Microsoft’s solution is ‘stacked securing concepts’ that would reduce deadband and offer a new way to secure the display of the device. It will also reduce deadband or the crease when the ‘first and second displays approach one another’. This reduced deadband or border concept has been designed to improve the user experience when the UI is rendered across the active areas of both displays.

Foldable phone patent
Image Courtesy: USPTO / Microsoft

‘First display is positioned on first portion and second display is positioned on second portion, relative to chassis. Device can represent a foldable smart phone type computing device, for example,” Microsoft explains.

“The stacked securing mechanisms can reduce deadband compared to previous solutions, and thereby offer a relatively larger and/or more extensive active area for a display. Thus, the present implementations can provide superior display devices with narrower deadband as compared to traditional techniques,” the patent filing reads.

To ensure durability, Microsoft says it will secure the displays to the chassis with the new stacked securing mechanism.

Microsoft also noted that the display components of such a device may include a┬átouch panel assembly (TPA), a thin film assembly (TFA), and a backlight assembly (BLA). It also sports a display protective layer and adhesive, which sounds similar to the one found on Samsung’s phone or it could be something else.

About The Author

Mayank Parmar
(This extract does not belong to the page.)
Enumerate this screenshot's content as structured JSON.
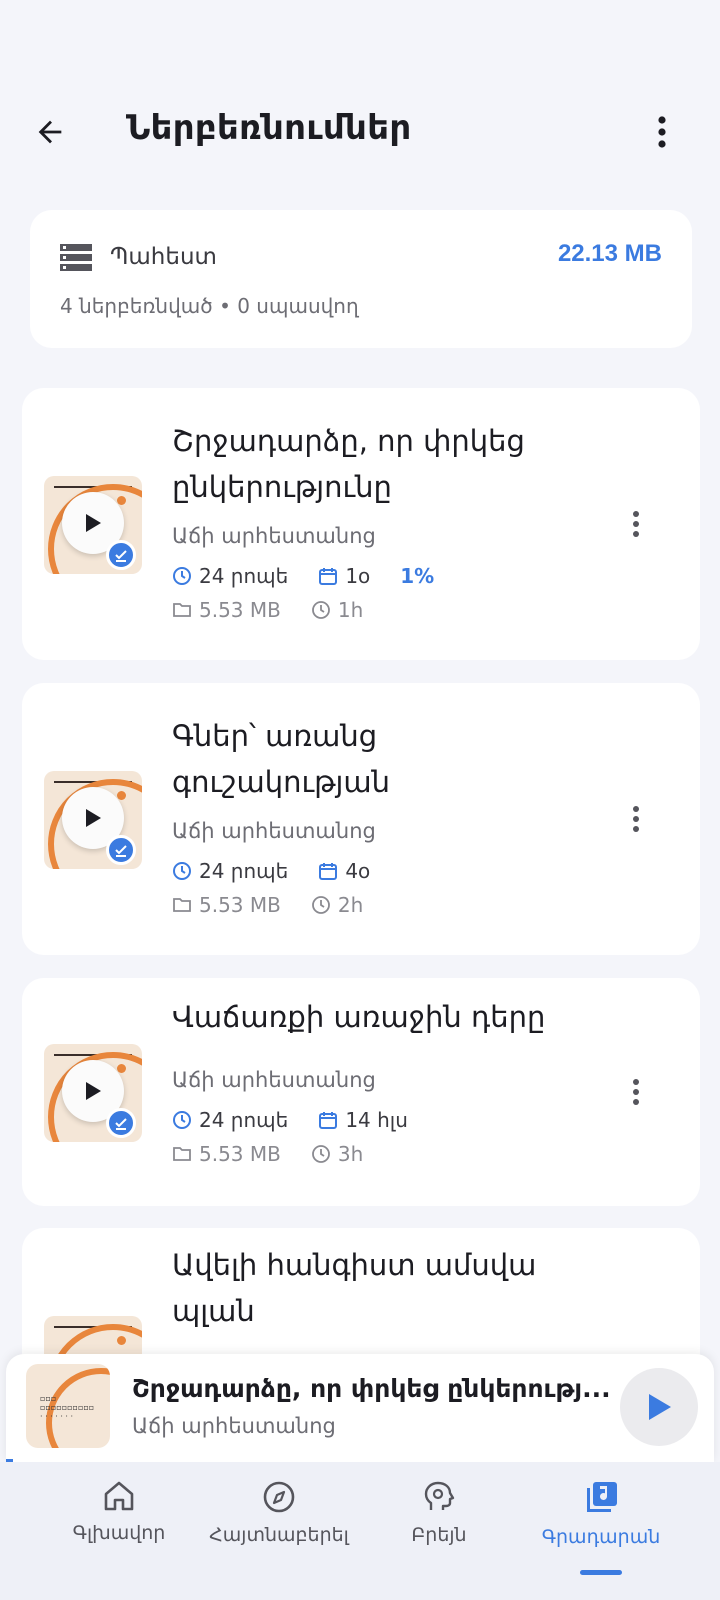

Mayank Parmar is an entrepreneur who founded Windows Latest. He is the Editor-in-Chief and has written on various topics in his seven years of career, but he is mostly known for his well-researched work on Microsoft's Windows. His articles and research works have been referred to by CNN, Business Insiders, Forbes, Fortune, CBS Interactive, Microsoft and many others over the years.